Provided information:
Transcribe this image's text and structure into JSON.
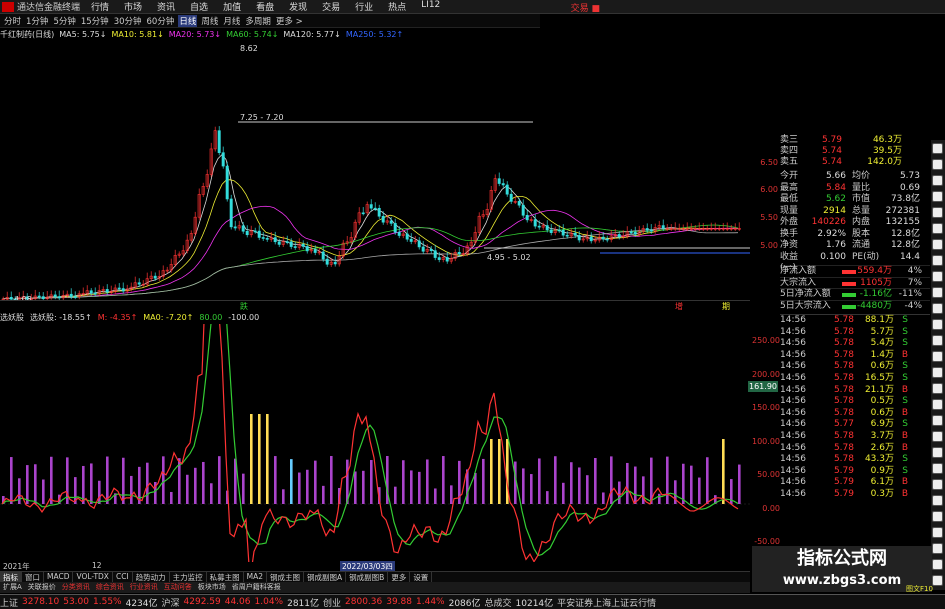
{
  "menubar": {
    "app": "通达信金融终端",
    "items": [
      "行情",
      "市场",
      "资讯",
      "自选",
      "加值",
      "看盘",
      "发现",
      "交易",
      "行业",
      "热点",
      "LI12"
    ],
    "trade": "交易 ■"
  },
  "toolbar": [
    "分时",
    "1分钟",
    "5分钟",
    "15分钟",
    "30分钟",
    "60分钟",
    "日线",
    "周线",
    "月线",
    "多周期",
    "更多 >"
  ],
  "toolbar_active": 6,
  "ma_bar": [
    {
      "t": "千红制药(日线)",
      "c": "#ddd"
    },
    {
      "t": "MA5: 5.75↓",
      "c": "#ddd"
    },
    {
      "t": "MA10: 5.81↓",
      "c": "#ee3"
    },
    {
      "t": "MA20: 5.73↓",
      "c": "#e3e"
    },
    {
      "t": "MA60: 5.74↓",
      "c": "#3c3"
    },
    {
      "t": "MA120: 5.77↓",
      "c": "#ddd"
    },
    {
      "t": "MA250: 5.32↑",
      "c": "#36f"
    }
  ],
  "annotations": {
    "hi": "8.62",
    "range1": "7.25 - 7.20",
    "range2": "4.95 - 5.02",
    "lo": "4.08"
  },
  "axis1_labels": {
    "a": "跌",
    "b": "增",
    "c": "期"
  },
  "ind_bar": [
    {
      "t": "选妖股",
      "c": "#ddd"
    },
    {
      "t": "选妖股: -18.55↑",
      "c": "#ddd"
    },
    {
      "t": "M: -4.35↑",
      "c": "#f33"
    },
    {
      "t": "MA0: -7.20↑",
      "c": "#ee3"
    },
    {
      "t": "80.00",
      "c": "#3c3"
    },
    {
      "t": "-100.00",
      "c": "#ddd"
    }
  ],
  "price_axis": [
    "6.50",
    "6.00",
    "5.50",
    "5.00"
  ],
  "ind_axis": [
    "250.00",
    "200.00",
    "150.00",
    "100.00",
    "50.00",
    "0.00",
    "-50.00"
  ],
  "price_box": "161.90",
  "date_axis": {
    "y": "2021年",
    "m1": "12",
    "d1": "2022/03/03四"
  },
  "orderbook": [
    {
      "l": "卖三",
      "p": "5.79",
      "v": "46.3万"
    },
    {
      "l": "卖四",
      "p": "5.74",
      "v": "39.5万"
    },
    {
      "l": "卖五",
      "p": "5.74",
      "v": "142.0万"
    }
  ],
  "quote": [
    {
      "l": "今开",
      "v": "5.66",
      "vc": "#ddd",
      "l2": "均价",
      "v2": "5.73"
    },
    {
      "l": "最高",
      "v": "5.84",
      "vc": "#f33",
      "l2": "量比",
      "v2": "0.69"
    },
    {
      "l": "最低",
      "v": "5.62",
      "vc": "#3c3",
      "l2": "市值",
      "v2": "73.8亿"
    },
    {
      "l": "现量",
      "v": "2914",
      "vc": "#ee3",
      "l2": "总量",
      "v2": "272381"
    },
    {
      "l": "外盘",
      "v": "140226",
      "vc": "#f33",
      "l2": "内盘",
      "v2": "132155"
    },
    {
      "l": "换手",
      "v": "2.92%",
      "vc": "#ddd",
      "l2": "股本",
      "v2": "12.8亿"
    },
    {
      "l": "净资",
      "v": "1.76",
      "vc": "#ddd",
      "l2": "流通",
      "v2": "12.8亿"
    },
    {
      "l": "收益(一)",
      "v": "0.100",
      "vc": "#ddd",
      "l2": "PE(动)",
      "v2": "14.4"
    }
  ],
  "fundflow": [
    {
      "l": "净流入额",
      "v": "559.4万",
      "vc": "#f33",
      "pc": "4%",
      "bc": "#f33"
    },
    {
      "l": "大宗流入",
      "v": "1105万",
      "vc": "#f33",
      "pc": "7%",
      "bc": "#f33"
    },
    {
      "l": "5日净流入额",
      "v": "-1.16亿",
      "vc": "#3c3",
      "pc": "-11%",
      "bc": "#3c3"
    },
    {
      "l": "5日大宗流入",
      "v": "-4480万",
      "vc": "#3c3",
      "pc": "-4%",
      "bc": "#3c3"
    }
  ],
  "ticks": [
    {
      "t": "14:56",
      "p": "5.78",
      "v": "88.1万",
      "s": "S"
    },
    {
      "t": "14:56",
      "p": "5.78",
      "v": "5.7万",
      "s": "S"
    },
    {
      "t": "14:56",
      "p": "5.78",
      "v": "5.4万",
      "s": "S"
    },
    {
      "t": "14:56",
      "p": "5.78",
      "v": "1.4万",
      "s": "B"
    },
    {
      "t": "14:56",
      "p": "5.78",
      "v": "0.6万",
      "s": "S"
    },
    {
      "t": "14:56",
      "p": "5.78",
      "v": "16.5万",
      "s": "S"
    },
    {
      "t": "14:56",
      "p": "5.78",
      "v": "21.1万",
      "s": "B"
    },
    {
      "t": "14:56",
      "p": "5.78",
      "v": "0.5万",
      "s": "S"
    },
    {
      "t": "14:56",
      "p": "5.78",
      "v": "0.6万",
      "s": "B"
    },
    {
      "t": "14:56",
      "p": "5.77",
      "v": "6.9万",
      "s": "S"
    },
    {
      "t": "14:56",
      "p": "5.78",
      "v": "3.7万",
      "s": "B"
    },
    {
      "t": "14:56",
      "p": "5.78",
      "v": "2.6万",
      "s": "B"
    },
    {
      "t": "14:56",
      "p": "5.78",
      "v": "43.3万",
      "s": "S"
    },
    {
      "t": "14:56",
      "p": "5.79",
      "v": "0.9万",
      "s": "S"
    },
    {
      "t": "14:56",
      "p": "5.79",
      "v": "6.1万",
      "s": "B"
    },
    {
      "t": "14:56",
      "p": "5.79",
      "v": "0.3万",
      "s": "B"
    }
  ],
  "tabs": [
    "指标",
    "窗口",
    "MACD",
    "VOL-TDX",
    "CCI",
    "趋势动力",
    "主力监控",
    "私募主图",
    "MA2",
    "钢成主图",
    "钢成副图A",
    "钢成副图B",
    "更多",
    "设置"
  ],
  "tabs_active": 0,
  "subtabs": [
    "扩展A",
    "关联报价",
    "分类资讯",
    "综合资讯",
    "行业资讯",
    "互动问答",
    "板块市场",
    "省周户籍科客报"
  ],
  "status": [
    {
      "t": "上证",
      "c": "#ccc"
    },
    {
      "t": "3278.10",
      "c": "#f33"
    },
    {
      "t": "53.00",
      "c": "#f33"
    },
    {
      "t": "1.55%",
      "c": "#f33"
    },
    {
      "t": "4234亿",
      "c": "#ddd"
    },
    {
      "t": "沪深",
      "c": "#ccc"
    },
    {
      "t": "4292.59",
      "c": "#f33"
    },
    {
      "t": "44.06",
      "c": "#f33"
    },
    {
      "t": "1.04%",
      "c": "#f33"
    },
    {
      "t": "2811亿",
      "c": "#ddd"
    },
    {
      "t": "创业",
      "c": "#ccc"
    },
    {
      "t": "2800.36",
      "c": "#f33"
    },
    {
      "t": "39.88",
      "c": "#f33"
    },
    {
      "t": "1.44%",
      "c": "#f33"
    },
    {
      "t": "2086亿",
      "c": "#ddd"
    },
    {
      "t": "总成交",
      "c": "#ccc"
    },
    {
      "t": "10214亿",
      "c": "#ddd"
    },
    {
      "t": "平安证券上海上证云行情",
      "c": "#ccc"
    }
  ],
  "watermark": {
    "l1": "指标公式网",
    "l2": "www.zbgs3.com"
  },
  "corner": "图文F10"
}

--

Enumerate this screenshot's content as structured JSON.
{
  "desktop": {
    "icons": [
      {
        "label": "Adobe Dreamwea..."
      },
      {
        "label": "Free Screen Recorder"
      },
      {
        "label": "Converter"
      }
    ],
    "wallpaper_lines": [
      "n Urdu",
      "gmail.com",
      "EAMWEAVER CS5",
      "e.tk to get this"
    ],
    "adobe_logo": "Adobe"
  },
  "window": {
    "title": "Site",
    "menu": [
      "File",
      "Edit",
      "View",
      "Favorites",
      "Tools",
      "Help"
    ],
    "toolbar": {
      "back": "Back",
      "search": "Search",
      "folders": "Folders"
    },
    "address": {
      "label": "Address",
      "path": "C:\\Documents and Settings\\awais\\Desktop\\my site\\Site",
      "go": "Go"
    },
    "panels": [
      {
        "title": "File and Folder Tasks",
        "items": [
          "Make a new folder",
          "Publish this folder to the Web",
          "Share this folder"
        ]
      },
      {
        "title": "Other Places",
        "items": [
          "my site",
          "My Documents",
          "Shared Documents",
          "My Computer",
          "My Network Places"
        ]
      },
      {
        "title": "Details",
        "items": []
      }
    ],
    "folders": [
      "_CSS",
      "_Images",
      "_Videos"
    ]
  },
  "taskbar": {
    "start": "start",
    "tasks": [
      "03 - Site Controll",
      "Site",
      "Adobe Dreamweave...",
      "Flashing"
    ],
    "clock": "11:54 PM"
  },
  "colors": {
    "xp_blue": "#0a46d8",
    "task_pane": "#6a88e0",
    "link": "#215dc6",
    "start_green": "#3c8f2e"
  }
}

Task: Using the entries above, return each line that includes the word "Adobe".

Result:
        "label": "Adobe Dreamwea..."
    "adobe_logo": "Adobe"
      "Adobe Dreamweave...",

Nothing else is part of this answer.